That phrase "about an hour" was the first soothing thing I'd heard in 23 hours. It sounds like how long it takes to get eyeglasses made, which isn't scary at all. Plus, having an actual schedule was immensely appealing to us. Hank agreed.
All of a sudden, things began to happen very quickly. The nurses started to prep Hank for the operation and they also gave me instructions: "Mike, grab your camera. Mike, put these scrubs on. Mike, follow us into the operating room."
I dutifully followed the instructions and soon Hank was on the table and I was...holding my camera??? What the hell did they tell me to bring a camera for? I couldn't imagine what I'd want pictures of, so I promptly ditched the camera.
A curtain on the operating table prevented Hank from looking down and seeing the doctors slice into her abdomen. I crouched down on the far side of the curtain, as far away from the abdomen as possible, explaining that I was keeping Hank's head company. She was partially drugged, but was appreciative of my presence, making my excuse seem plausible. I did my best to ignore the tubes siphoning blood out of Hank's body.
After a few minutes, or maybe a decade, the doctor said, "Mike, your baby is about to be born. Would you like to see?"
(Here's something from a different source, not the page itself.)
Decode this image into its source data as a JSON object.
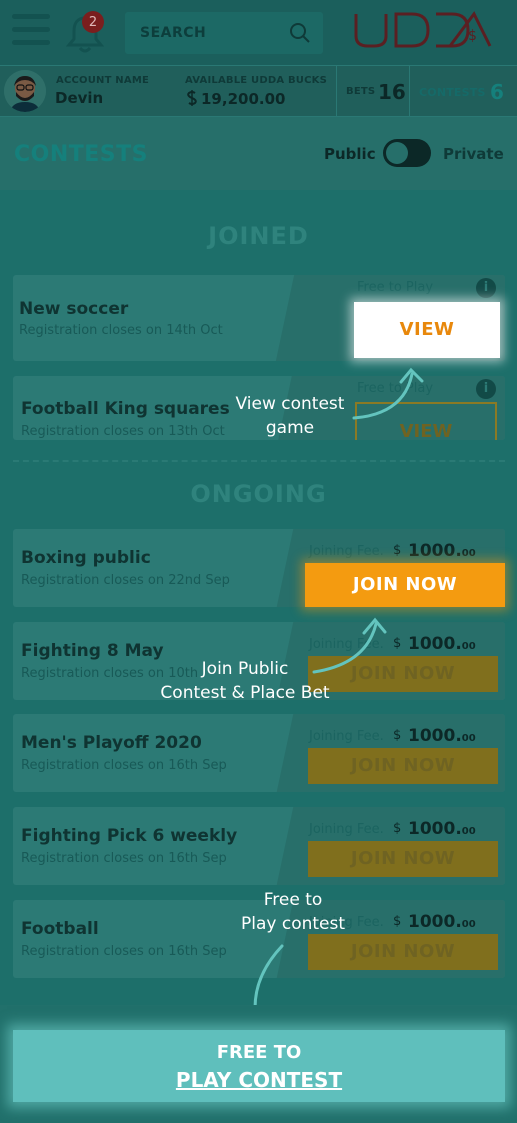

Oh, man, what a horrible question to ask. No. No, I do not want to see this. I already saw the previews and they SUCKED. But, what kind of man doesn't watch his daughter being born? This was it. My one chance. Just once. Do it. Do it, Mike. STAND FREAKIN' UP NOW!
I stood up just in time to see the doctor reach into Hank and pull out...was this a magic trick? Would he yank a rabbit out of there? No, a baby!! My baby, presumably! Damn, it was totally gross. I know, miracle of birth, blah blah blah, but that was seriously nasty.
After the doctors poked at the baby for a bit, they swaddled her up and offered her to me. A baby! Weird. I gingerly held her and was relieved, petrified, amazed, and exhausted. Little did I know that the previous 24 hours were probably the most restful day I'd have for the next year or two.
Welcome to the world, Daisy!